WORK TO BE COMPLETED: Among the entries below, please show each line that carries the word "icon".

Web page and app entries:
┄┄┄┄┄┄┄┄┄┄┄┄┄┄┄┄┄┄┄┄

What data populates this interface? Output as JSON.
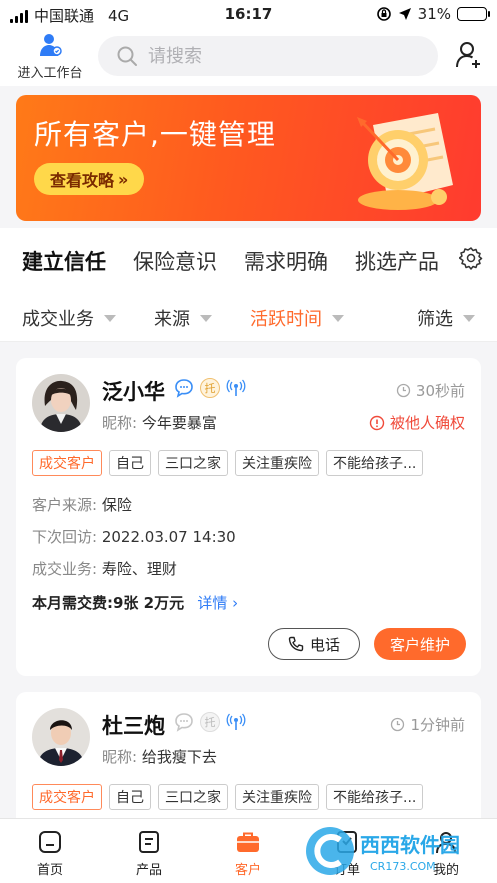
{
  "status_bar": {
    "carrier": "中国联通",
    "network": "4G",
    "time": "16:17",
    "battery": "31%",
    "battery_level": 0.31
  },
  "header": {
    "workbench_label": "进入工作台",
    "search_placeholder": "请搜索"
  },
  "banner": {
    "title": "所有客户,一键管理",
    "button_label": "查看攻略"
  },
  "tabs": [
    {
      "label": "建立信任",
      "active": true
    },
    {
      "label": "保险意识",
      "active": false
    },
    {
      "label": "需求明确",
      "active": false
    },
    {
      "label": "挑选产品",
      "active": false
    }
  ],
  "filters": [
    {
      "label": "成交业务",
      "active": false
    },
    {
      "label": "来源",
      "active": false
    },
    {
      "label": "活跃时间",
      "active": true
    },
    {
      "label": "筛选",
      "active": false
    }
  ],
  "customers": [
    {
      "name": "泛小华",
      "time_ago": "30秒前",
      "nickname_label": "昵称:",
      "nickname": "今年要暴富",
      "claimed": "被他人确权",
      "tags": [
        "成交客户",
        "自己",
        "三口之家",
        "关注重疾险",
        "不能给孩子..."
      ],
      "source_label": "客户来源:",
      "source": "保险",
      "visit_label": "下次回访:",
      "visit": "2022.03.07 14:30",
      "business_label": "成交业务:",
      "business": "寿险、理财",
      "due": "本月需交费:9张 2万元",
      "detail_link": "详情 ›",
      "call_label": "电话",
      "maintain_label": "客户维护"
    },
    {
      "name": "杜三炮",
      "time_ago": "1分钟前",
      "nickname_label": "昵称:",
      "nickname": "给我瘦下去",
      "tags": [
        "成交客户",
        "自己",
        "三口之家",
        "关注重疾险",
        "不能给孩子..."
      ]
    }
  ],
  "badges": {
    "tuo": "托"
  },
  "bottom_nav": [
    {
      "label": "首页",
      "icon": "home-icon",
      "active": false
    },
    {
      "label": "产品",
      "icon": "product-icon",
      "active": false
    },
    {
      "label": "客户",
      "icon": "briefcase-icon",
      "active": true
    },
    {
      "label": "订单",
      "icon": "order-icon",
      "active": false
    },
    {
      "label": "我的",
      "icon": "profile-icon",
      "active": false
    }
  ],
  "watermark": {
    "brand": "西西软件园",
    "domain": "CR173.COM"
  },
  "colors": {
    "accent": "#ff6a2c",
    "link": "#2f7cf6",
    "warning": "#f04a3a",
    "banner_start": "#ff7a18",
    "banner_end": "#ff3b2f"
  }
}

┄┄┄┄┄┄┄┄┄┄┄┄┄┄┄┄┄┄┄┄

REPLY:
      "icon": "home-icon",
      "icon": "product-icon",
      "icon": "briefcase-icon",
      "icon": "order-icon",
      "icon": "profile-icon",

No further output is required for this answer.